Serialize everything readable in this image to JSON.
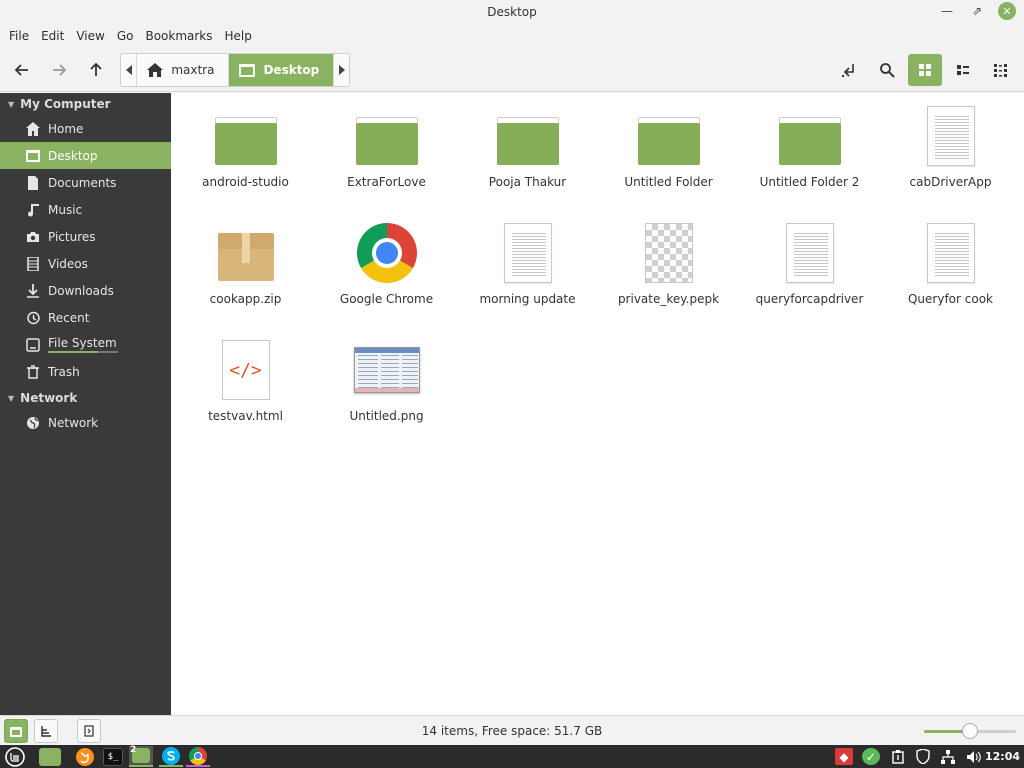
{
  "window": {
    "title": "Desktop"
  },
  "menubar": [
    "File",
    "Edit",
    "View",
    "Go",
    "Bookmarks",
    "Help"
  ],
  "pathbar": {
    "segments": [
      "maxtra",
      "Desktop"
    ]
  },
  "sidebar": {
    "sections": [
      {
        "heading": "My Computer",
        "items": [
          "Home",
          "Desktop",
          "Documents",
          "Music",
          "Pictures",
          "Videos",
          "Downloads",
          "Recent",
          "File System",
          "Trash"
        ]
      },
      {
        "heading": "Network",
        "items": [
          "Network"
        ]
      }
    ],
    "active_item": "Desktop",
    "filesystem_usage_fraction": 0.72
  },
  "files": [
    {
      "name": "android-studio",
      "type": "folder"
    },
    {
      "name": "ExtraForLove",
      "type": "folder"
    },
    {
      "name": "Pooja Thakur",
      "type": "folder"
    },
    {
      "name": "Untitled Folder",
      "type": "folder"
    },
    {
      "name": "Untitled Folder 2",
      "type": "folder"
    },
    {
      "name": "cabDriverApp",
      "type": "text"
    },
    {
      "name": "cookapp.zip",
      "type": "archive"
    },
    {
      "name": "Google Chrome",
      "type": "chrome"
    },
    {
      "name": "morning update",
      "type": "text"
    },
    {
      "name": "private_key.pepk",
      "type": "transparent"
    },
    {
      "name": "queryforcapdriver",
      "type": "text"
    },
    {
      "name": "Queryfor cook",
      "type": "text"
    },
    {
      "name": "testvav.html",
      "type": "html"
    },
    {
      "name": "Untitled.png",
      "type": "image"
    }
  ],
  "status": {
    "text": "14 items, Free space: 51.7 GB",
    "zoom_fraction": 0.5
  },
  "taskbar": {
    "clock": "12:04",
    "workspace_badge": "2"
  },
  "colors": {
    "accent": "#8ab361",
    "sidebar_bg": "#3a3a3a",
    "folder": "#86ad58"
  }
}
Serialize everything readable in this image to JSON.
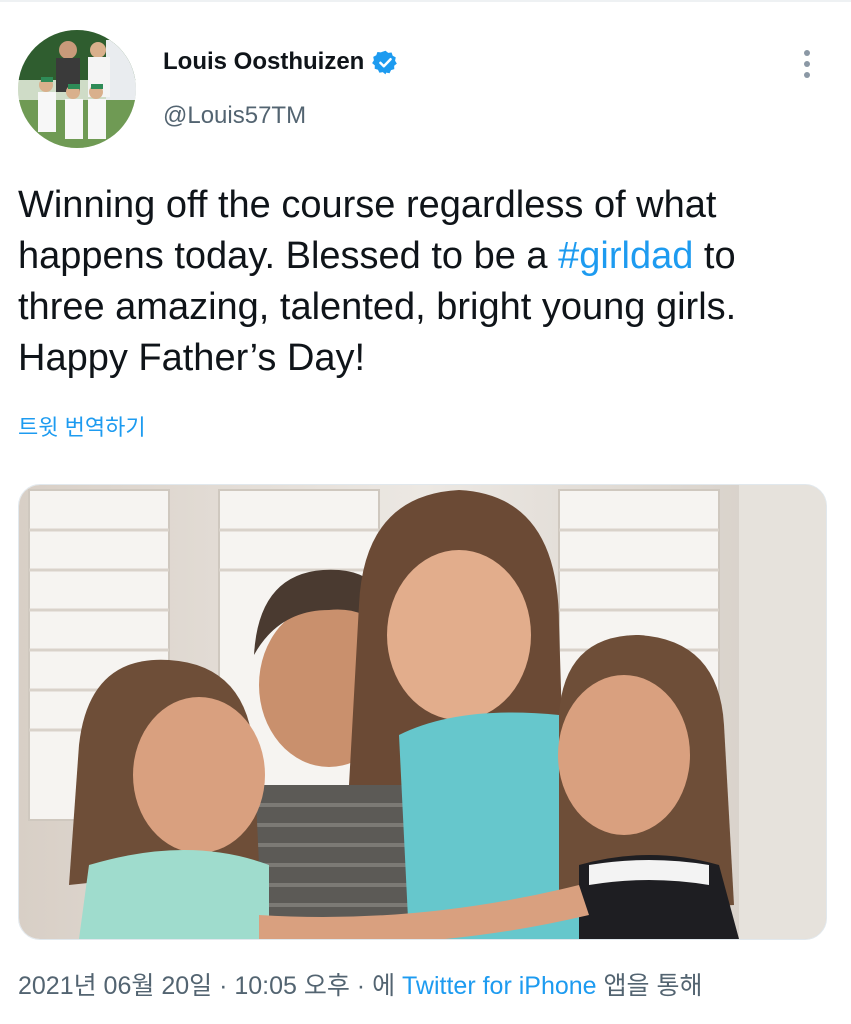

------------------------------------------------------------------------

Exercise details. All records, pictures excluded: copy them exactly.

The completed task.
Serialize everything readable in this image to JSON.
{
  "window": {
    "title": "Desktop"
  },
  "menubar": [
    "File",
    "Edit",
    "View",
    "Go",
    "Bookmarks",
    "Help"
  ],
  "pathbar": {
    "segments": [
      "maxtra",
      "Desktop"
    ]
  },
  "sidebar": {
    "sections": [
      {
        "heading": "My Computer",
        "items": [
          "Home",
          "Desktop",
          "Documents",
          "Music",
          "Pictures",
          "Videos",
          "Downloads",
          "Recent",
          "File System",
          "Trash"
        ]
      },
      {
        "heading": "Network",
        "items": [
          "Network"
        ]
      }
    ],
    "active_item": "Desktop",
    "filesystem_usage_fraction": 0.72
  },
  "files": [
    {
      "name": "android-studio",
      "type": "folder"
    },
    {
      "name": "ExtraForLove",
      "type": "folder"
    },
    {
      "name": "Pooja Thakur",
      "type": "folder"
    },
    {
      "name": "Untitled Folder",
      "type": "folder"
    },
    {
      "name": "Untitled Folder 2",
      "type": "folder"
    },
    {
      "name": "cabDriverApp",
      "type": "text"
    },
    {
      "name": "cookapp.zip",
      "type": "archive"
    },
    {
      "name": "Google Chrome",
      "type": "chrome"
    },
    {
      "name": "morning update",
      "type": "text"
    },
    {
      "name": "private_key.pepk",
      "type": "transparent"
    },
    {
      "name": "queryforcapdriver",
      "type": "text"
    },
    {
      "name": "Queryfor cook",
      "type": "text"
    },
    {
      "name": "testvav.html",
      "type": "html"
    },
    {
      "name": "Untitled.png",
      "type": "image"
    }
  ],
  "status": {
    "text": "14 items, Free space: 51.7 GB",
    "zoom_fraction": 0.5
  },
  "taskbar": {
    "clock": "12:04",
    "workspace_badge": "2"
  },
  "colors": {
    "accent": "#8ab361",
    "sidebar_bg": "#3a3a3a",
    "folder": "#86ad58"
  }
}
Serialize everything readable in this image to JSON.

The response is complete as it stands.